Treatment for bipolar disorder, formerly called manic-depression, generally involves medications and forms of psychotherapy — whether you have bipolar I or bipolar II. Bipolar II disorder is not a milder form of bipolar I disorder, but a separate diagnosis. While the manic episodes of bipolar I disorder can be severe and dangerous, individuals with bipolar II disorder can be depressed for longer periods, which can cause significant impairment with substantial consequences. You may need to try different medications or combinations of medications to determine what works best. So it's important to regularly meet with your psychiatric care provider to see how well your treatment is working. If necessary, your provider may make periodic adjustments to your medication to keep symptoms and side effects under control. Duloxetine (Cymbalta) is a serotonin and norepinephrine reuptake inhibitor in the same class as venlafaxine (Effexor). In Europe it is marketed for the treatment of stress urinary incontinence; it is not approved for that indication in the United States. In one open-label study1 there were seven suicide attempts among 1,279 patients in one year (one suicide attempt per 115 patient-years of drug exposure) and no cases of fatal acute overdose. Food and Drug Administration (FDA) for use in the treatment of major depressive disorder and of diabetic peripheral neuropathic pain. Duloxetine should not be used in patients taking a monoamine oxidase inhibitor (MAOI), including a period of five days before initiation of the MAOI and 14 days after its discontinuation.2 Duloxetine is metabolized extensively by cytochrome P450 enzymes 1A2 and 2D6. Duloxetine plasma concentrations may be increased significantly by some antidepressants, quinidine, and quinolone antibiotics. Duloxetine may increase the plasma concentrations of other antidepressants, antipsychotics, and type 1C antiarrhythmics such as propafenone (Rythmol) and flecainide (Tambocor). Serum alanine transaminase levels increased to more than three times the upper limit of normal in about 1 percent of patients taking duloxetine in placebo-controlled trials2; alcohol may increase this risk. However, there have been no reports of hepatic failure.

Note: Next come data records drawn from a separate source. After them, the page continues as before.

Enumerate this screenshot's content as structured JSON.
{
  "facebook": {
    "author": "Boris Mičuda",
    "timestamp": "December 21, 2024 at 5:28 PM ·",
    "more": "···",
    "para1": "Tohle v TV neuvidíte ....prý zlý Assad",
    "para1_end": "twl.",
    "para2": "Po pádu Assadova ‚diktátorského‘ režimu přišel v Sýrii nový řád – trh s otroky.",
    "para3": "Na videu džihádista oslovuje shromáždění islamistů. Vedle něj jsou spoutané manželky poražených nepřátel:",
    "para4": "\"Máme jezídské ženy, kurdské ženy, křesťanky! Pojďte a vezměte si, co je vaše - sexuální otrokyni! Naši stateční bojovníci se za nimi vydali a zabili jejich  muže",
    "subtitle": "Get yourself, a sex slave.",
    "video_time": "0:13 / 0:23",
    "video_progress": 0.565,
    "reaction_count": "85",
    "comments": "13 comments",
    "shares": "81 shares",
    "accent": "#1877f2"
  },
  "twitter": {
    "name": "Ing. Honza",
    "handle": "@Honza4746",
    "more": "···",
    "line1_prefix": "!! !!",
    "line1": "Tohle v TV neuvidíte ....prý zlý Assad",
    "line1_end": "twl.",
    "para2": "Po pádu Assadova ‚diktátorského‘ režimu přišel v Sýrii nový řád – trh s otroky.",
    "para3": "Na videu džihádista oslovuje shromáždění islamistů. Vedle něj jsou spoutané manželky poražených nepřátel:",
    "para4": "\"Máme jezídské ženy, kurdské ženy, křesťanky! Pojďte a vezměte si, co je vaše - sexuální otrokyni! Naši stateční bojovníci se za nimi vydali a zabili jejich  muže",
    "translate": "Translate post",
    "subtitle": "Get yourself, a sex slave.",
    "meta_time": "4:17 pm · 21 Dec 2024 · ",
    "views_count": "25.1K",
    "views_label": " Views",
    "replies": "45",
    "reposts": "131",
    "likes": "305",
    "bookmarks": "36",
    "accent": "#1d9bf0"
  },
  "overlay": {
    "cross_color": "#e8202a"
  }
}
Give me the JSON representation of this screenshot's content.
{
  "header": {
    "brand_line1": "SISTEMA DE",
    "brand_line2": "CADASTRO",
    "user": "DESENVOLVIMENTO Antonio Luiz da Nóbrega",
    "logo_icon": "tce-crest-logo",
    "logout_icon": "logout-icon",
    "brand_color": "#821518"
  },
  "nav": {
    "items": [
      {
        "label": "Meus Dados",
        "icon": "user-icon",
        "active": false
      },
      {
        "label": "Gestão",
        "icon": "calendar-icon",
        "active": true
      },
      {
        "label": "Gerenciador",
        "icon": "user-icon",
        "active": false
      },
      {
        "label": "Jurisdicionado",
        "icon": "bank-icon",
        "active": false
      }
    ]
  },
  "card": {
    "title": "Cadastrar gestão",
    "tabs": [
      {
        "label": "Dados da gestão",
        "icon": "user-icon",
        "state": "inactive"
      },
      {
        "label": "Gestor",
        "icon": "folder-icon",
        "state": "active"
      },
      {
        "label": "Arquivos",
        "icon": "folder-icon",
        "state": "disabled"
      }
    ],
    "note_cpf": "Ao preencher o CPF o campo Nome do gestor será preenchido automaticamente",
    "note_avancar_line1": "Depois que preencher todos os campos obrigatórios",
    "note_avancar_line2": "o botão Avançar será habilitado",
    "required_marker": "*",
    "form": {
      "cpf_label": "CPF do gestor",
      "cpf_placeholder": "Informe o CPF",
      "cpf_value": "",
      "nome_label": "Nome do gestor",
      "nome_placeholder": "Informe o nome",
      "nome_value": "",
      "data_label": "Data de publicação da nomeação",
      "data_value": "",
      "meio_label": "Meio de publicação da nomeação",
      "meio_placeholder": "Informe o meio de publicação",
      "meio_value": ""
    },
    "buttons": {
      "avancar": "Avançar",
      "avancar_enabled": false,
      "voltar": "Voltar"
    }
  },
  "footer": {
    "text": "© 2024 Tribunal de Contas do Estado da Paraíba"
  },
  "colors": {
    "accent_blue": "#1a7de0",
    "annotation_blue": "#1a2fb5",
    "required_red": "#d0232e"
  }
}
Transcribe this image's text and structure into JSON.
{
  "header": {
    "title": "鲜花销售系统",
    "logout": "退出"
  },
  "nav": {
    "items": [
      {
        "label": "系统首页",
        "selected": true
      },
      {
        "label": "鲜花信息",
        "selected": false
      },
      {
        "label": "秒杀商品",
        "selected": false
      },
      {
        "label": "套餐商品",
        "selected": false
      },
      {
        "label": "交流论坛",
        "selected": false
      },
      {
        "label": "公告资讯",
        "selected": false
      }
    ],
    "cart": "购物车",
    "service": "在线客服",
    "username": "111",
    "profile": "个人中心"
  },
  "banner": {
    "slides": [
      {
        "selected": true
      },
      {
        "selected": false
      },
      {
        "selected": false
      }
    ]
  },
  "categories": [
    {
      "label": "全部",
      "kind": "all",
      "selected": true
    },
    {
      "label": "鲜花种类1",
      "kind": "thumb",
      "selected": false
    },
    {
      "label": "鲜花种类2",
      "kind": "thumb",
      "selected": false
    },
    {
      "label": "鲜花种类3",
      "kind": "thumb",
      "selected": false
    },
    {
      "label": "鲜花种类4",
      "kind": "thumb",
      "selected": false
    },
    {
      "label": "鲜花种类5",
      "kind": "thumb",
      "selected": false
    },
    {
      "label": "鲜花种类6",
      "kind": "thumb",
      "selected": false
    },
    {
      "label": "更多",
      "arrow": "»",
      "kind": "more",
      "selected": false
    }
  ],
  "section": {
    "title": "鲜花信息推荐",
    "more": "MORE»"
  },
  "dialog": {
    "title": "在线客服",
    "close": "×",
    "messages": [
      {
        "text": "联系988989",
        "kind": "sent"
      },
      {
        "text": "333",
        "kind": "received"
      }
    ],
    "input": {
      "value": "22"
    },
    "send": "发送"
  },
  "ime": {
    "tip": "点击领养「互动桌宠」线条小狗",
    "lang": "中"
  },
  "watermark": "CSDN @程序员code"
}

Read about Duloxetine and the other conditions it treats. People with bipolar disorder who take antidepressants may be at risk for "switching" from depression. Possibly, but troubl If you have bipolar disorder and are prescribed Cymbalta for anxiety, pain, panic, or depression, it could help temporarily, but there is a definite risk that the cymbalta, duloxetine or any antidepressant, could precipitate a manic or hypomanic episode. This could be very devastating and painful.